In coastal California, climate variability and change regulate the composition of marine phytoplankton communities. Climate variation affects whole-ecosystem structure and productivity, as well as the risk of dangerous and costly harmful algal blooms. Despite the need for knowledge about likely effects of changing climate on coastal ecosystem productivity and health, understanding is limited by the relatively short duration of recent ecological monitoring efforts.
To answer questions that pre-date manually taken records, the research team is turning to paleoclimate records. Reconstructions of past ecological change provide critical insight into climate-driven ecosystem dynamics before the mid-20th century. Currently few suitable proxies exist for reconstructions of phytoplankton community composition in coastal environments.

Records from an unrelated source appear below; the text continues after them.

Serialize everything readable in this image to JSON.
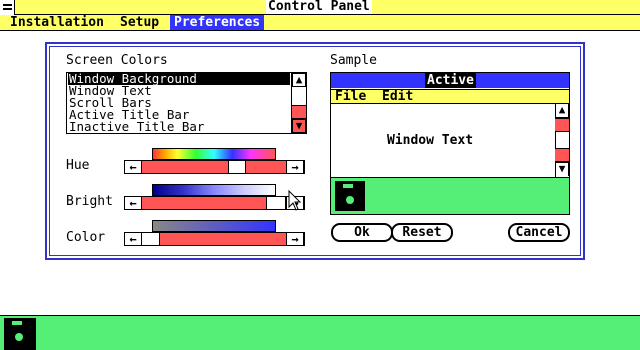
{
  "window": {
    "title": "Control Panel"
  },
  "menubar": {
    "items": [
      "Installation",
      "Setup",
      "Preferences"
    ],
    "active": "Preferences"
  },
  "screen_colors": {
    "heading": "Screen Colors",
    "items": [
      "Window Background",
      "Window Text",
      "Scroll Bars",
      "Active Title Bar",
      "Inactive Title Bar"
    ],
    "selected": "Window Background"
  },
  "sliders": {
    "hue": {
      "label": "Hue",
      "value": 0.64
    },
    "bright": {
      "label": "Bright",
      "value": 0.93
    },
    "color": {
      "label": "Color",
      "value": 0.12
    }
  },
  "sample": {
    "heading": "Sample",
    "title": "Active",
    "menu": [
      "File",
      "Edit"
    ],
    "text": "Window Text"
  },
  "buttons": {
    "ok": "Ok",
    "reset": "Reset",
    "cancel": "Cancel"
  },
  "colors": {
    "title_bar": "#ffff66",
    "active_title": "#3333ff",
    "highlight": "#ff5555",
    "desktop": "#55ee77"
  }
}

This work will address two primary research questions about past change in phytoplankton communities:
- What were the effects of a past warming and drought event on algal community composition and bloom incidence in Monterey Bay, and what are the implications for future change?
- How do decadal modes of climate variability like the Pacific Decadal Oscillation influence phytoplankton community composition on the central California margin?
The primary objectives of the project are to adapt and validate an innovative new isotope ecology method (i.e., carbon isotopes of essential amino acids “fingerprinting”) for quantifying phytoplankton community changes in coastal marine environments. After method development and validation, the team will apply the isotope fingerprinting method to deep sea coral skeleton and sedimentary paleoarchives to gain new insight into the influence of past climate change on phytoplankton community composition and algal bloom occurrence in central California.